When they do leave, they can’t be perceived to be too hard on the Cuban government — or the liberal environment of the art world will also sideline them. This sad reality has been portrayed to me in many private conversations with Cuban artists throughout the years.
The complicity of silence has been profitable on both sides of the Florida Straits.
Bruguera is one of those privileged Cuban artists with dual status and residences in Havana and New York, a self-described woman of the left, daughter of a Cuban diplomat who was a strong supporter of Fidel Castro until the diplomat died in 2006.
With her stellar record of international exhibitions and critical acclaim, she didn’t have to stage a work of art embraced by dissidents that would so pointedly and surely challenge the Cuban government.
But as she tweeted: “I’ve done it in Occupy Wall Street, in Europe, why not in my own country?”
And so she called on fellow Cubans to turn out to the iconic Revolution Square in Havana at 3 p.m. on Dec. 30 for an open mike performance. To boot, she mounted a social media campaign for the event with the gutsy, combative hashtag #YoTambienExijo (#IAlsoDemand). Maybe par for the course in the free world, but an affront to a dictatorship that systematically tramples on freedom of speech.
It was her second such performance.
During the 2009 Havana Biennial, Bruguera set up a podium and microphone at a Havana venue and gave people one minute to speak. As Cubans and foreign visitors wished for freedoms and rights, a white dove flew on their shoulders, a mockery of what happened during a historic Fidel Castro speech in the early years of the revolution.
She got in trouble for the performance, insiders tell me, and she’s been shuttling between residencies, exhibitions, and teaching gigs in New York, France, Germany and Havana since then.
Unlike the Biennial, this time the government made sure Bruguera couldn’t carry out her performance.
She was arrested before she could get to the square, and two more times in two days. She was reportedly released Friday. Dissidents and activists also were arrested so that they could not participate in the event. Some have been released; others have not.
Sadly, only three Cuban artists on the island signed a petition that had hundreds of other signatures calling for Bruguera’s release. And in Miami, some artists and curators have privately criticized the boldness of her work.
“If artists self-censor themselves, then they’re no longer creating art, they’re not engaging in exchange,” says Cortada, who recently participated in a Key West-Cuba show. “They are simply helping the apparatus of censorship. … Art is about truth, so hay que decir las verdades!” Truths need to be told.
One of the issues of concern is the timing of the performance — and the context of the new, friendlier relationship with the United States.
It’s not a stretch to say that the Cuban government’s crackdown may have cooled again the U.S.-Cuba thaw that people like Bruguera had sought for so long to gain. Ironic, perhaps even unfortunate, and certainly uncomfortable for the State Department talks that are supposed to take place at the end of the month, but well worth it.
The stark Cuban reality was a missing component of the sudden, confident change in policy.

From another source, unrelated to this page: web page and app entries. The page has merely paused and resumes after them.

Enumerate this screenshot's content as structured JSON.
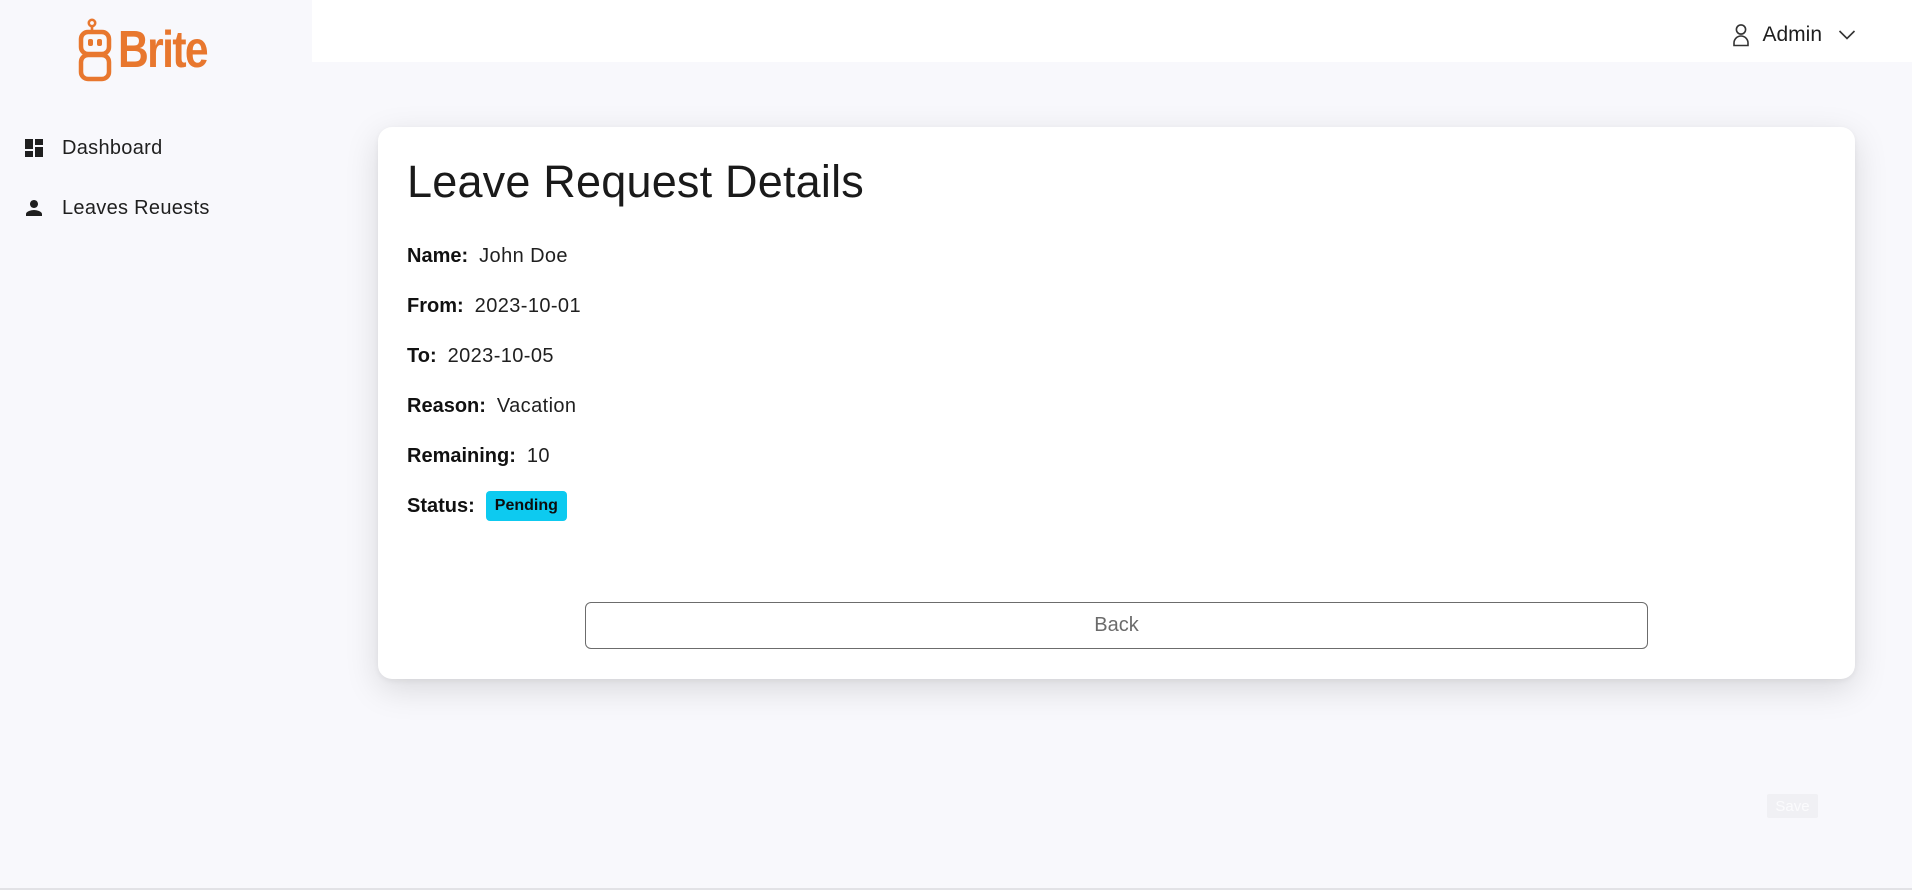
{
  "brand": {
    "name": "Brite",
    "accent": "#e8772e"
  },
  "sidebar": {
    "items": [
      {
        "label": "Dashboard",
        "icon": "dashboard-icon"
      },
      {
        "label": "Leaves Reuests",
        "icon": "person-icon"
      }
    ]
  },
  "header": {
    "user_label": "Admin",
    "user_icon": "user-icon",
    "menu_icon": "chevron-down-icon"
  },
  "details": {
    "title": "Leave Request Details",
    "name_label": "Name:",
    "name_value": "John Doe",
    "from_label": "From:",
    "from_value": "2023-10-01",
    "to_label": "To:",
    "to_value": "2023-10-05",
    "reason_label": "Reason:",
    "reason_value": "Vacation",
    "remaining_label": "Remaining:",
    "remaining_value": "10",
    "status_label": "Status:",
    "status_value": "Pending",
    "status_color": "#0dcaf0",
    "back_label": "Back"
  },
  "footer": {
    "save_label": "Save"
  }
}
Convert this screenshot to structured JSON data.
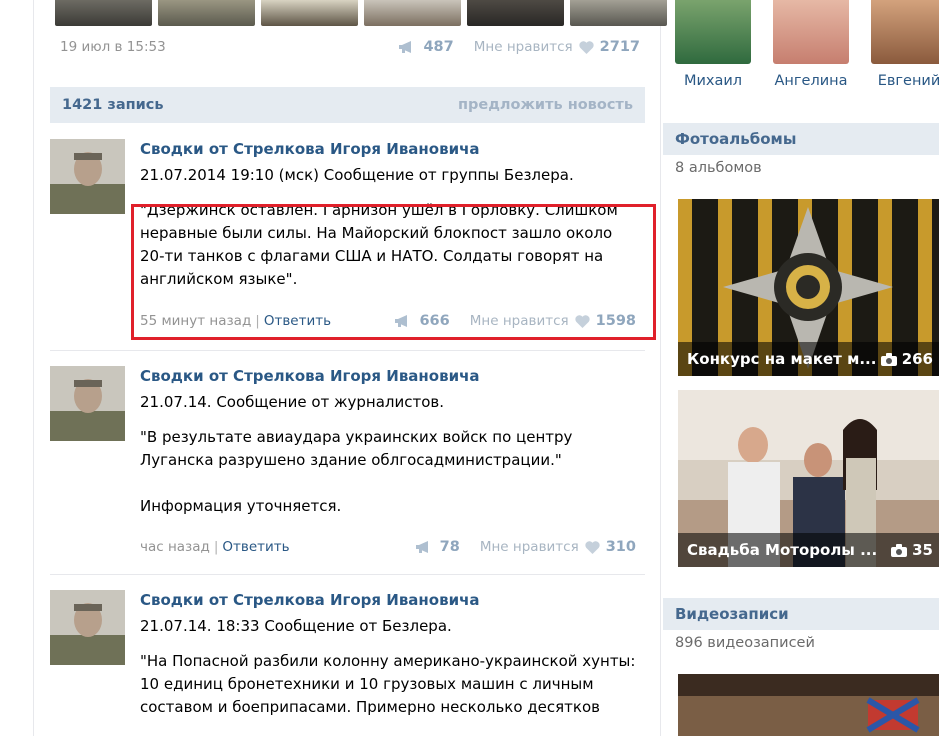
{
  "top_post": {
    "date": "19 июл в 15:53",
    "shares": "487",
    "like_label": "Мне нравится",
    "likes": "2717"
  },
  "wall": {
    "count_label": "1421 запись",
    "suggest_label": "предложить новость"
  },
  "posts": [
    {
      "author": "Сводки от Стрелкова Игоря Ивановича",
      "lines": [
        "21.07.2014 19:10 (мск) Сообщение от группы Безлера.",
        "",
        "\"Дзержинск оставлен. Гарнизон ушёл в Горловку. Слишком",
        "неравные были силы. На Майорский блокпост зашло около",
        "20-ти танков с флагами США и НАТО. Солдаты говорят на",
        "английском языке\"."
      ],
      "time": "55 минут назад",
      "reply_label": "Ответить",
      "shares": "666",
      "like_label": "Мне нравится",
      "likes": "1598"
    },
    {
      "author": "Сводки от Стрелкова Игоря Ивановича",
      "lines": [
        "21.07.14. Сообщение от журналистов.",
        "",
        "\"В результате авиаудара украинских войск по центру",
        "Луганска разрушено здание облгосадминистрации.\"",
        "",
        "Информация уточняется."
      ],
      "time": "час назад",
      "reply_label": "Ответить",
      "shares": "78",
      "like_label": "Мне нравится",
      "likes": "310"
    },
    {
      "author": "Сводки от Стрелкова Игоря Ивановича",
      "lines": [
        "21.07.14. 18:33 Сообщение от Безлера.",
        "",
        "\"На Попасной разбили колонну американо-украинской хунты:",
        "10 единиц бронетехники и 10 грузовых машин с личным",
        "составом и боеприпасами. Примерно несколько десятков"
      ]
    }
  ],
  "friends": [
    {
      "name": "Михаил"
    },
    {
      "name": "Ангелина"
    },
    {
      "name": "Евгений"
    }
  ],
  "photo_albums": {
    "title": "Фотоальбомы",
    "subtitle": "8 альбомов",
    "items": [
      {
        "title": "Конкурс на макет м...",
        "count": "266"
      },
      {
        "title": "Свадьба Моторолы ...",
        "count": "35"
      }
    ]
  },
  "videos": {
    "title": "Видеозаписи",
    "subtitle": "896 видеозаписей"
  },
  "colors": {
    "link": "#2a5885",
    "header_bg": "#e5ebf1",
    "highlight_border": "#e0202a"
  }
}
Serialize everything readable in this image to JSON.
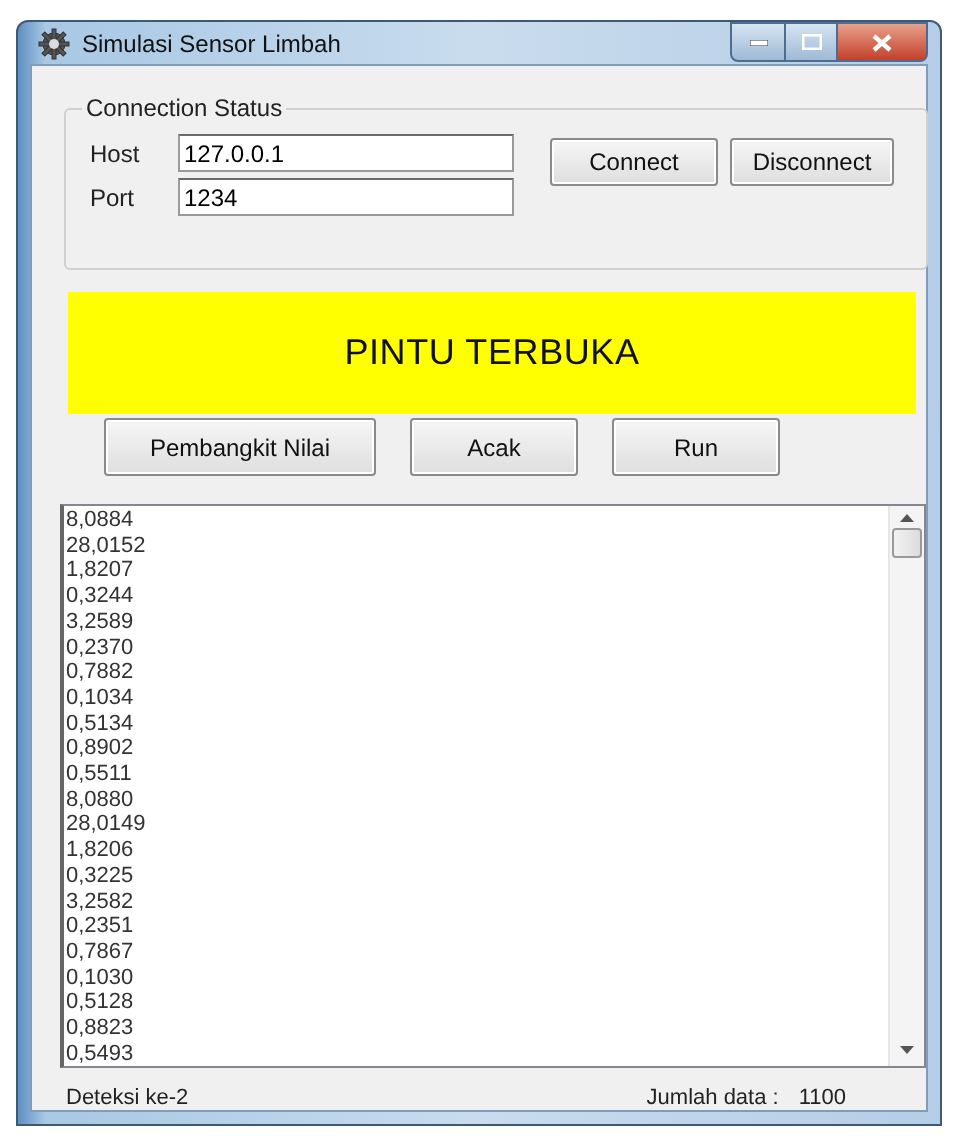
{
  "window": {
    "title": "Simulasi Sensor Limbah"
  },
  "connection": {
    "title": "Connection Status",
    "fields": [
      {
        "label": "Host",
        "value": "127.0.0.1"
      },
      {
        "label": "Port",
        "value": "1234"
      }
    ],
    "buttons": [
      "Connect",
      "Disconnect"
    ]
  },
  "banner": {
    "text": "PINTU TERBUKA"
  },
  "actions": [
    "Pembangkit Nilai",
    "Acak",
    "Run"
  ],
  "readings": [
    "8,0884",
    "28,0152",
    "1,8207",
    "0,3244",
    "3,2589",
    "0,2370",
    "0,7882",
    "0,1034",
    "0,5134",
    "0,8902",
    "0,5511",
    "8,0880",
    "28,0149",
    "1,8206",
    "0,3225",
    "3,2582",
    "0,2351",
    "0,7867",
    "0,1030",
    "0,5128",
    "0,8823",
    "0,5493"
  ],
  "status_bar": {
    "detection": "Deteksi ke-2",
    "count_label": "Jumlah data :",
    "count": "1100"
  }
}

After all, despite the hoopla the Cuban government has generated with its censorship, Bruguera’s intervention was simply art. It’s part of her “Immigrant Movement International” project, which entails “appropriation of political strategies, an art form — arte útil, useful art, or art as tool — that she has helped shape with art partners at the Queens Museum and in Europe.
Her work — exhibited in Miami during Art Basel and at major contemporary art museums, including the Guggenheim in New York, which invited people on social media to follow the #YoTambienExijo performance — has always packed social and political punch.
This time, the Cuban government may have turned off her microphone before she even installed it, but the results of Bruguera’s experimental art have spoken louder.
For a change, a Cuban artist has gone too far.